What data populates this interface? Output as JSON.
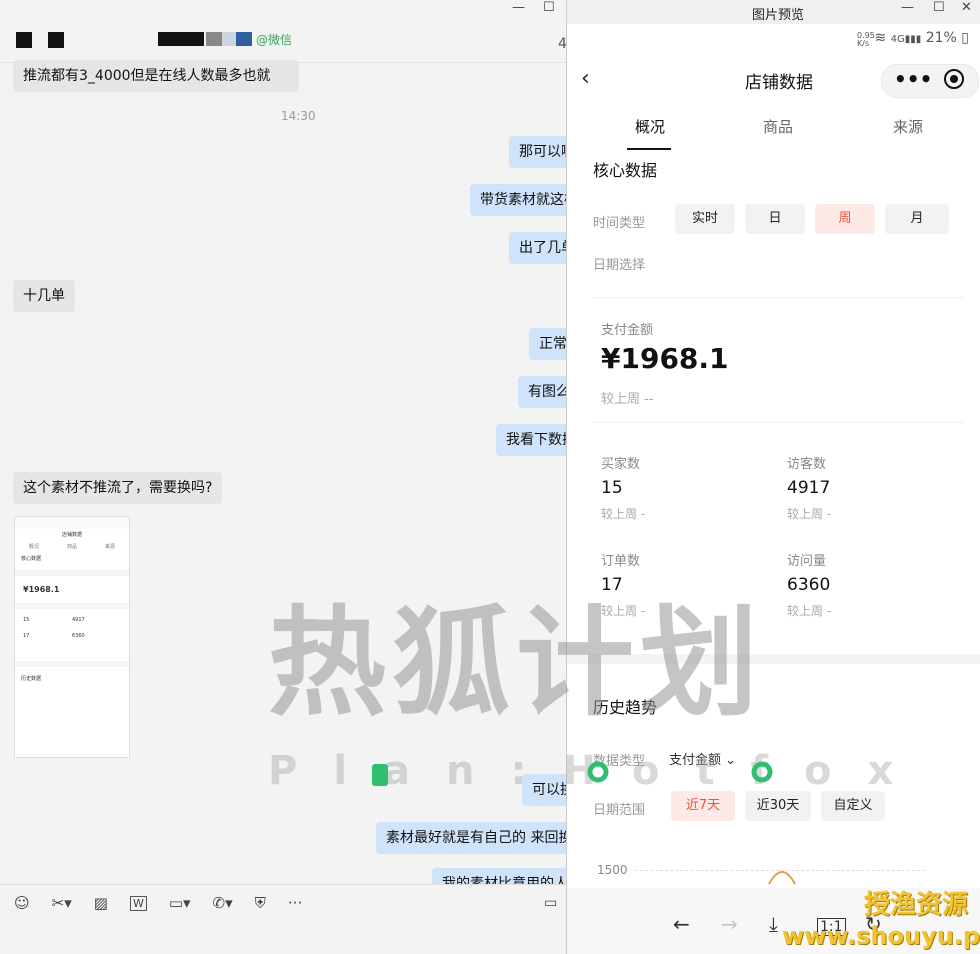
{
  "chat": {
    "contact_tag": "@微信",
    "side_digit": "4",
    "timestamp": "14:30",
    "messages": [
      {
        "dir": "in",
        "text": "推流都有3_4000但是在线人数最多也就"
      },
      {
        "dir": "out",
        "text": "那可以啊"
      },
      {
        "dir": "out",
        "text": "带货素材就这样"
      },
      {
        "dir": "out",
        "text": "出了几单"
      },
      {
        "dir": "in",
        "text": "十几单"
      },
      {
        "dir": "out",
        "text": "正常"
      },
      {
        "dir": "out",
        "text": "有图么"
      },
      {
        "dir": "out",
        "text": "我看下数据"
      },
      {
        "dir": "in",
        "text": "这个素材不推流了，需要换吗?"
      },
      {
        "dir": "out",
        "text": "可以换"
      },
      {
        "dir": "out",
        "text": "素材最好就是有自己的 来回换着"
      },
      {
        "dir": "out",
        "text": "我的素材比意用的人多"
      }
    ],
    "thumbnail": {
      "title": "店铺数据",
      "tabs": [
        "概况",
        "商品",
        "来源"
      ],
      "section": "核心数据",
      "amount": "¥1968.1",
      "stats": [
        "15",
        "4917",
        "17",
        "6360"
      ],
      "history": "历史数据"
    },
    "toolbar_icons": [
      "emoji-icon",
      "scissors-icon",
      "image-icon",
      "word-doc-icon",
      "folder-icon",
      "phone-icon",
      "shield-icon",
      "more-icon"
    ]
  },
  "viewer": {
    "window_title": "图片预览",
    "status": {
      "speed_top": "0.95",
      "speed_unit": "K/s",
      "battery": "21%"
    },
    "header_title": "店铺数据",
    "tabs": [
      "概况",
      "商品",
      "来源"
    ],
    "active_tab": 0,
    "core": {
      "title": "核心数据",
      "time_type_label": "时间类型",
      "time_types": [
        "实时",
        "日",
        "周",
        "月"
      ],
      "selected_time_type": 2,
      "date_label": "日期选择"
    },
    "payment": {
      "label": "支付金额",
      "value": "¥1968.1",
      "compare": "较上周 --"
    },
    "metrics": [
      {
        "label": "买家数",
        "value": "15",
        "compare": "较上周 -"
      },
      {
        "label": "访客数",
        "value": "4917",
        "compare": "较上周 -"
      },
      {
        "label": "订单数",
        "value": "17",
        "compare": "较上周 -"
      },
      {
        "label": "访问量",
        "value": "6360",
        "compare": "较上周 -"
      }
    ],
    "history": {
      "title": "历史趋势",
      "data_type_label": "数据类型",
      "data_type_value": "支付金额",
      "range_label": "日期范围",
      "ranges": [
        "近7天",
        "近30天",
        "自定义"
      ],
      "selected_range": 0,
      "chart_y_tick": "1500"
    }
  },
  "watermarks": {
    "main": "热狐计划",
    "sub": "Plan:Hotfox",
    "site_name": "授渔资源",
    "site_url": "www.shouyu.pw"
  }
}
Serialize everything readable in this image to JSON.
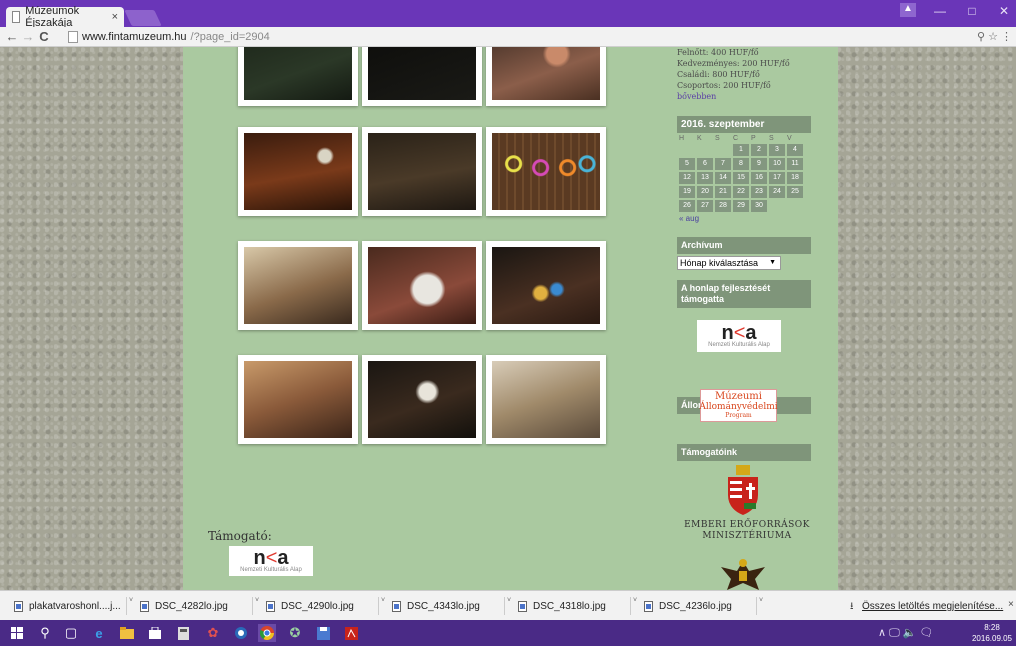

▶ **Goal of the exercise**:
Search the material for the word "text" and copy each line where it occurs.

▶ **Solution below**:
        "text": "推流都有3_4000但是在线人数最多也就"
        "text": "那可以啊"
        "text": "带货素材就这样"
        "text": "出了几单"
        "text": "十几单"
        "text": "正常"
        "text": "有图么"
        "text": "我看下数据"
        "text": "这个素材不推流了，需要换吗?"
        "text": "可以换"
        "text": "素材最好就是有自己的 来回换着"
        "text": "我的素材比意用的人多"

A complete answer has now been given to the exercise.